Polling appears mixed over which side gained political ground on the fight, but Republican lawmakers are not eager to revisit it. State efforts in Virginia and Ohio to mandate ultrasounds before an abortion or ban abortions once a heartbeat is detected have further inflamed passions. And the Democratic National Committee on Wednesday pounced on a suggestion by Mitt Romney that he would eliminate federal financing for Planned Parenthood.
"There are lots of other issues right now that could be dealt with other than this one," said Senator John Thune, Republican of South Dakota, who is responsible for Republican messaging. "I suspect there's a reason for bringing it up now."
But if Republican lawmakers are not eager to oppose a domestic violence bill, conservative activists are itching for a fight.

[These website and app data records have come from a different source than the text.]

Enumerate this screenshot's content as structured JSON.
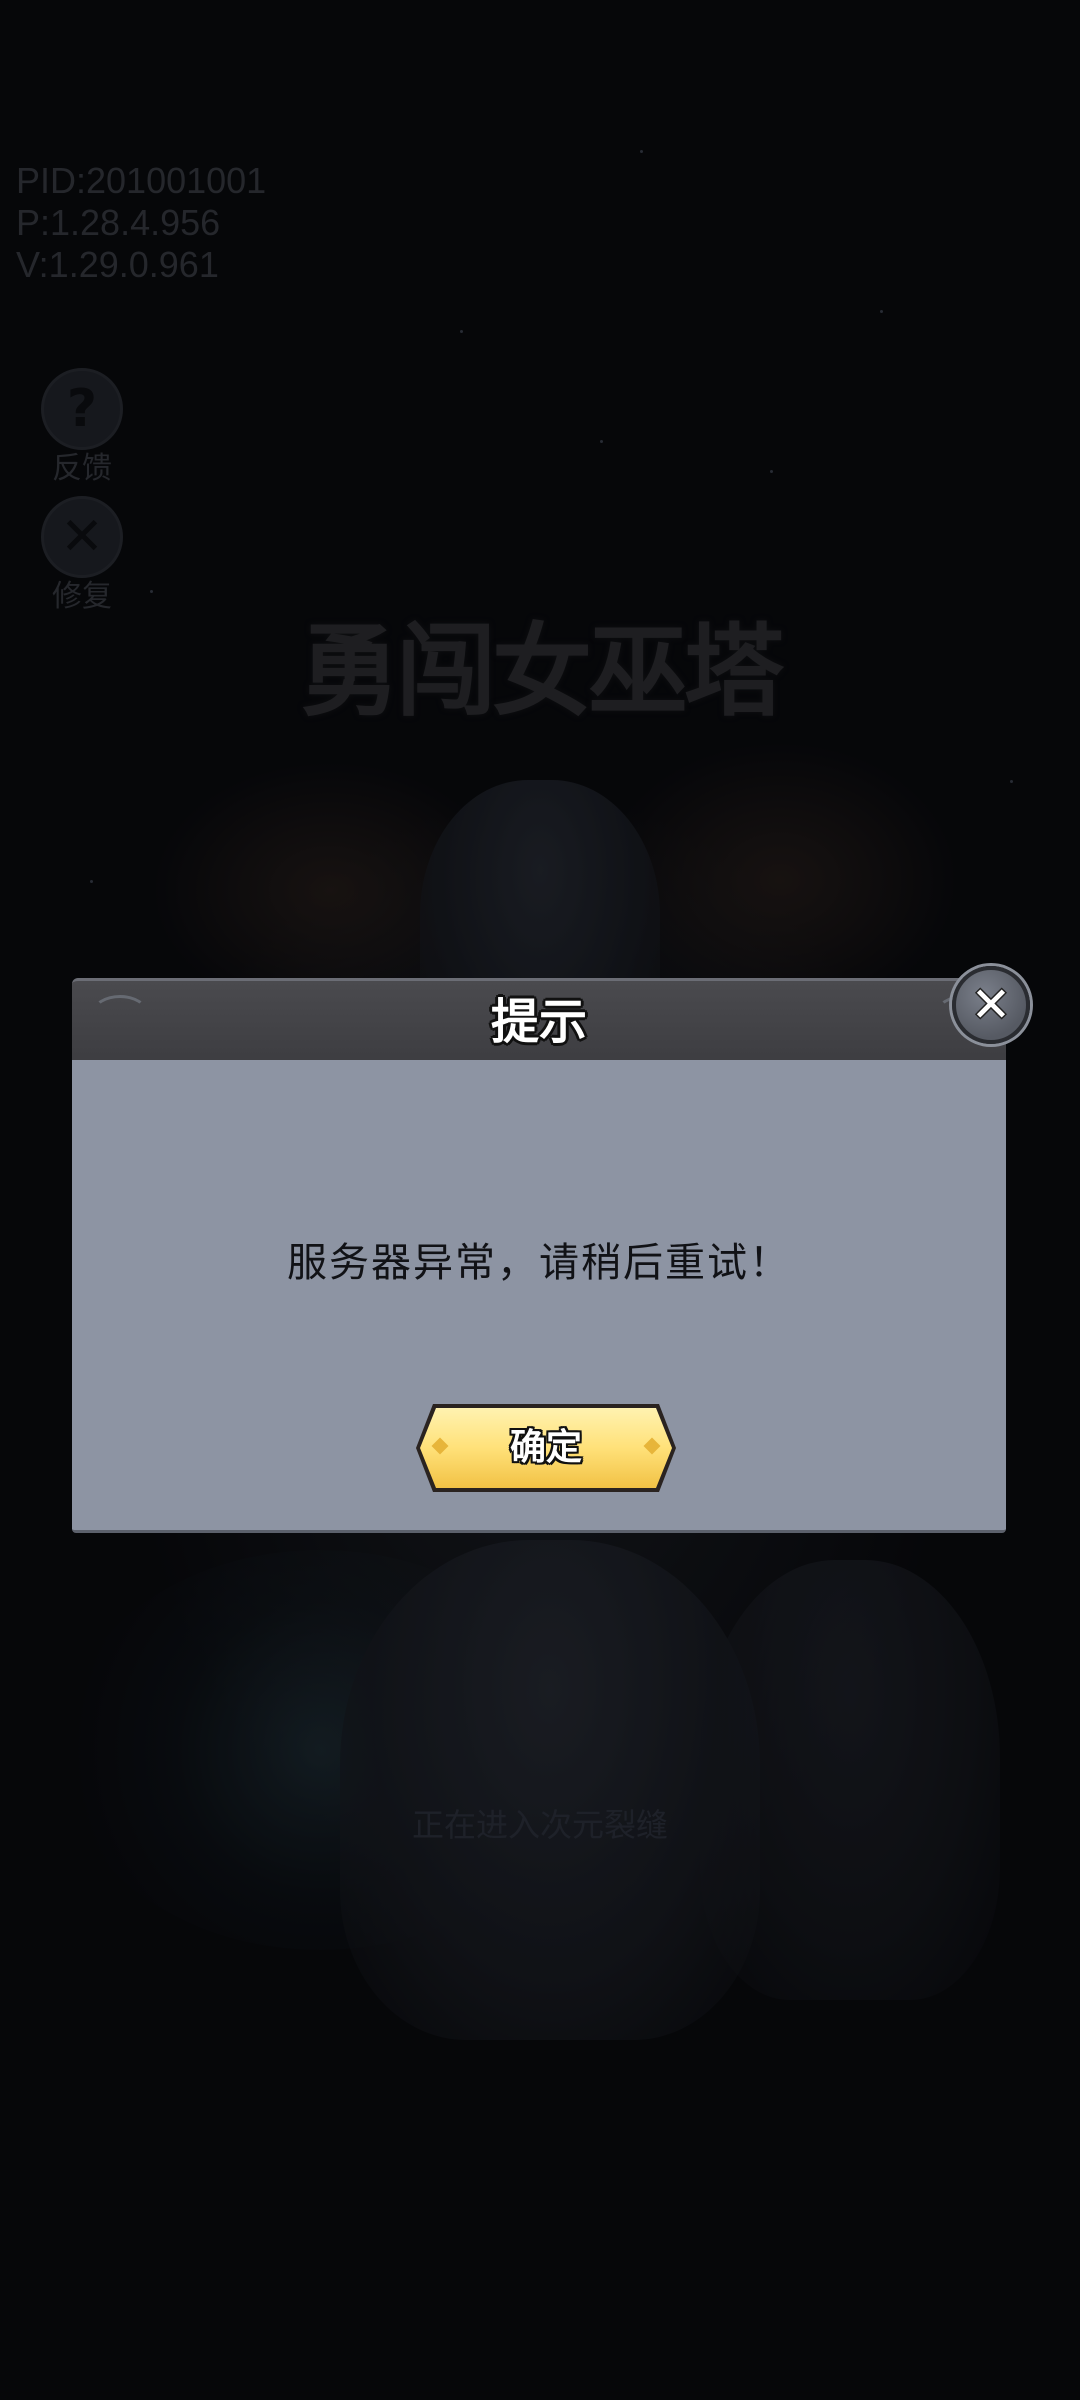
{
  "version_info": {
    "pid": "PID:201001001",
    "p": "P:1.28.4.956",
    "v": "V:1.29.0.961"
  },
  "side_buttons": {
    "feedback": {
      "icon": "?",
      "label": "反馈"
    },
    "repair": {
      "icon": "✕",
      "label": "修复"
    }
  },
  "game_logo": {
    "text": "勇闯女巫塔"
  },
  "loading_text": "正在进入次元裂缝",
  "dialog": {
    "title": "提示",
    "message": "服务器异常，请稍后重试！",
    "confirm_label": "确定",
    "close_icon": "close-icon",
    "colors": {
      "header": "#3d3d41",
      "body": "#8d94a3",
      "button": "#ffe179"
    }
  }
}
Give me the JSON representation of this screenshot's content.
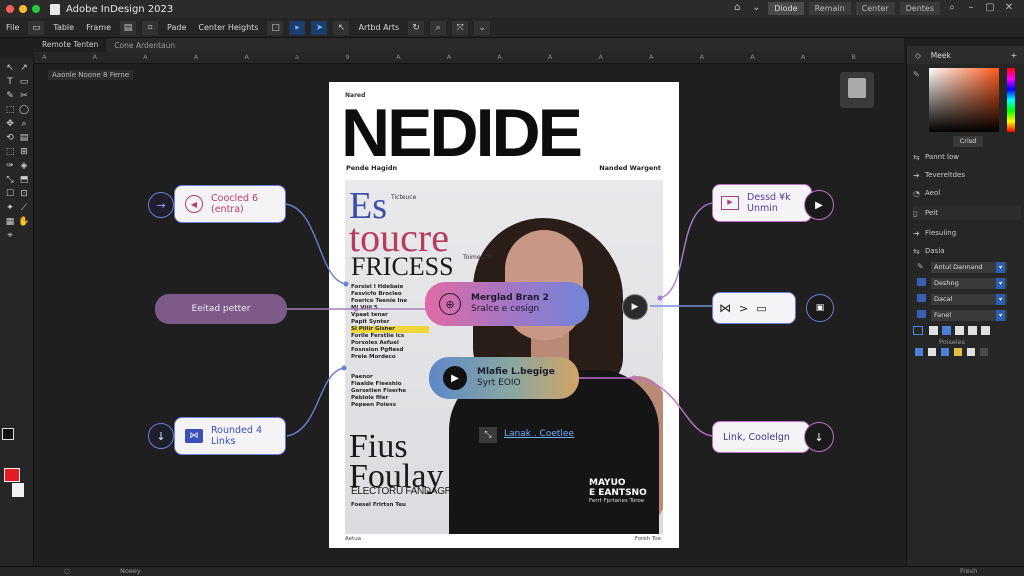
{
  "app": {
    "title": "Adobe InDesign 2023",
    "traffic_colors": [
      "#ff5f57",
      "#febc2e",
      "#28c840"
    ]
  },
  "titlebar_right": {
    "workspaces": [
      "Diode",
      "Remain",
      "Center",
      "Dentes"
    ]
  },
  "menubar": {
    "items": [
      "File",
      "Table",
      "Frame"
    ],
    "controls": [
      "Pade",
      "Center Heights",
      "Artbd Arts"
    ]
  },
  "doc_tabs": [
    "Remote Tenten",
    "Cone Ardentaun"
  ],
  "ruler_ticks": [
    "A",
    "A",
    "A",
    "A",
    "A",
    "a",
    "9",
    "A",
    "A",
    "A",
    "A",
    "A",
    "A",
    "A",
    "A",
    "A",
    "B"
  ],
  "canvas": {
    "path_label": "Aaonle Noone 8 Ferne"
  },
  "magazine": {
    "kicker": "Nared",
    "title": "NEDIDE",
    "sub_left": "Pende Hagidn",
    "sub_right": "Nanded Wargent",
    "es": "Es",
    "es_note": "Ticteuce",
    "toucre": "toucre",
    "fricess": "FRICESS",
    "fricess_note": "Toimes fic",
    "col1": [
      "Forsiel I Hdebaie",
      "Fesvicfo Brocleo",
      "Foerice Teenie Ine",
      "Mi Viiil 5",
      "Vpaat tenar",
      "Papit Synter"
    ],
    "col2": [
      "Sl Pillir Gisher",
      "Forile Ferstlie lcs",
      "Porsoles Asfuel",
      "Fosnsion Pgfiesd",
      "Prele Mordeco"
    ],
    "col3": [
      "Paenor",
      "Fiaalde Fieeshlo",
      "Gorsetien Fiserhe",
      "Pebiole filer",
      "Pepeen Poiess"
    ],
    "fius": "Fius",
    "foulay": "Foulay",
    "electoru": "ELECTORU FANDAGRY",
    "fius_note": "Foesel Frlrtsn Teu",
    "right_note": "MAYUO",
    "right_note2": "E EANTSNO",
    "right_note3": "Ferrt Fprtanes Toroe",
    "foot_left": "Aetua",
    "foot_right": "Foreh Toe"
  },
  "nodes": {
    "coded": {
      "line1": "Coocled 6",
      "line2": "(entra)"
    },
    "edited": {
      "label": "Eeitad petter"
    },
    "rounded": {
      "line1": "Rounded 4",
      "line2": "Links"
    },
    "merged": {
      "line1": "Merglad Bran 2",
      "line2": "Sralce e cesign"
    },
    "media": {
      "line1": "Mlafie L.begige",
      "line2": "Syrt EOIO"
    },
    "link_label": "Lanak . Coetlee",
    "dessed": {
      "line1": "Dessd ¥k",
      "line2": "Unmin"
    },
    "link_coolelgn": {
      "label": "Link, Coolelgn"
    },
    "flow_arrow": ">"
  },
  "right_panel": {
    "tab": "Meek",
    "value_box": "Crisd",
    "items": [
      "Pannt low",
      "Tevereltdes",
      "Aeol",
      "Peit",
      "Flesuiing",
      "Dasia"
    ],
    "selects": [
      "Antul Dannand",
      "Deshng",
      "Dacal",
      "Fanel"
    ],
    "extra": "Poiseles"
  },
  "statusbar": {
    "left": "Noeey",
    "right": "Fresh"
  },
  "colors": {
    "accent_blue": "#2f6fe0",
    "node_border_blue": "#6b7ed8",
    "node_border_pink": "#c070c8",
    "red_swatch": "#e31b23"
  }
}
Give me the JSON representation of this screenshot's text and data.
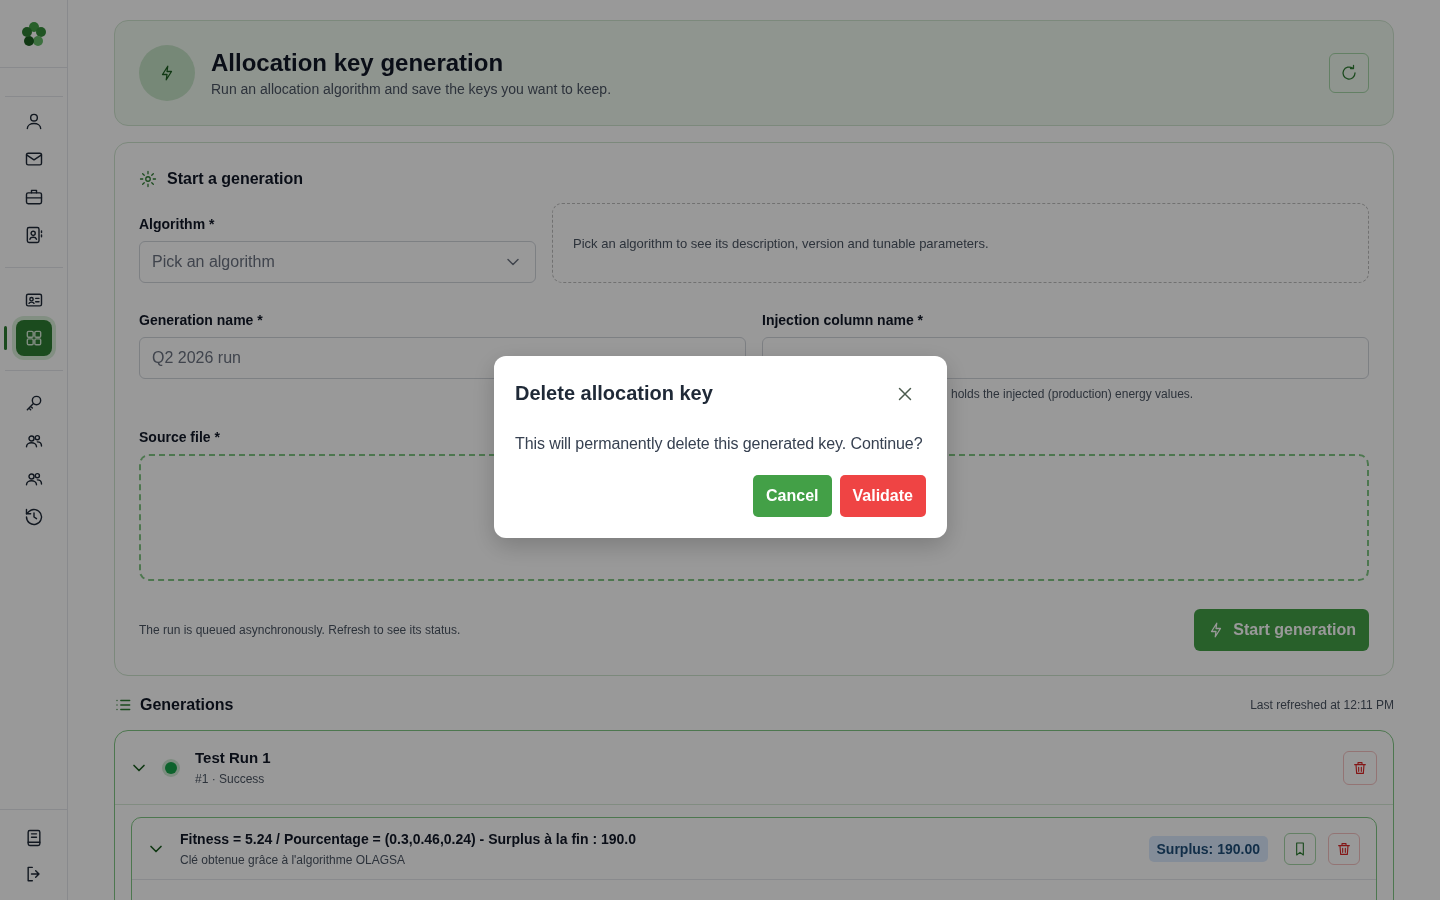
{
  "sidebar": {
    "items": [
      {
        "selected": false
      },
      {
        "selected": false
      },
      {
        "selected": false
      },
      {
        "selected": false
      },
      {
        "selected": false
      },
      {
        "selected": true
      },
      {
        "selected": false
      },
      {
        "selected": false
      },
      {
        "selected": false
      },
      {
        "selected": false
      }
    ],
    "bottom_items": [
      {
        "selected": false
      },
      {
        "selected": false
      }
    ]
  },
  "header": {
    "title": "Allocation key generation",
    "subtitle": "Run an allocation algorithm and save the keys you want to keep."
  },
  "form": {
    "title": "Start a generation",
    "algorithm": {
      "label": "Algorithm *",
      "placeholder": "Pick an algorithm"
    },
    "algorithm_info": "Pick an algorithm to see its description, version and tunable parameters.",
    "generation_name": {
      "label": "Generation name *",
      "placeholder": "Q2 2026 run"
    },
    "injection_column": {
      "label": "Injection column name *",
      "hint": "holds the injected (production) energy values."
    },
    "source_file": {
      "label": "Source file *"
    },
    "note": "The run is queued asynchronously. Refresh to see its status.",
    "submit": "Start generation"
  },
  "generations": {
    "title": "Generations",
    "last_refreshed": "Last refreshed at 12:11 PM",
    "items": [
      {
        "name": "Test Run 1",
        "meta": "#1 · Success",
        "expanded": true,
        "keys": [
          {
            "title": "Fitness = 5.24 / Pourcentage = (0.3,0.46,0.24) - Surplus à la fin : 190.0",
            "subtitle": "Clé obtenue grâce à l'algorithme OLAGSA",
            "badge": "Surplus: 190.00",
            "expanded": true
          }
        ]
      }
    ]
  },
  "dialog": {
    "title": "Delete allocation key",
    "message": "This will permanently delete this generated key. Continue?",
    "buttons": [
      {
        "label": "Cancel",
        "kind": "cancel"
      },
      {
        "label": "Validate",
        "kind": "confirm"
      }
    ]
  }
}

Janice Shaw Crouse, a senior fellow at the conservative Concerned Women for America, said her group had been pressing senators hard to oppose reauthorization of legislation she called "a boondoggle" that vastly expands government and "creates an ideology that all men are guilty and all women are victims."
Last month on the conservative Web site Townhall.com, the conservative icon Phyllis Schlafly called the Violence Against Women Act a slush fund "used to fill feminist coffers" and demanded that Republicans stand up against legislation that promotes "divorce, breakup of marriage and hatred of men."
The third reauthorization effort of the legislation started off in November the way the previous efforts had, with a bipartisan bill and little controversy. The measure, authored by Senators Crapo and Patrick J. Leahy, Democrat of Vermont, attracted 58 co-sponsors, including Republicans Susan Collins and Olympia J. Snowe of Maine, Ms. Murkowski, Mark Steven Kirk of Illinois and Scott P. Brown of Massachusetts.
But Senator Charles E. Grassley of Iowa, the senior Republican on the Judiciary Committee, found multiple reasons to oppose the bill when it came up for a formal consideration last month.
The legislation "creates so many new programs for underserved populations that it risks losing the focus on helping victims, period," Mr. Grassley said when the committee took up the measure. After his alternative version was voted down on party lines, the original passed without a Republican vote.
Senator Dianne Feinstein, Democrat of California, one of two women on the judiciary panel, said the partisan opposition came as a "real surprise," but she put it into a broader picture.
"This is part of a larger effort, candidly, to cut back on rights and services to women," she said. "We've seen it go from discussions on Roe v. Wade, to partial birth abortion, to contraception, to preventive services for women. This seems to be one more thing."
Republicans say they see that line of attack coming and will try through amendments to make the final version more palatable. But if Democrats dig in, Republicans will stand their ground, Mr. Blunt said, pointing to a new New York Times/CBS News poll that showed Americans supporting an exemption to the contraception mandate for religiously affiliated employers 57 percent to 36 percent. By 51 percent to 40 percent, Americans appeared to back Senate efforts to grant employers an exemption on religious or moral exemption grounds.
"Our friends on the other side are in serious danger of overplaying their hand on this one," Mr. Blunt said.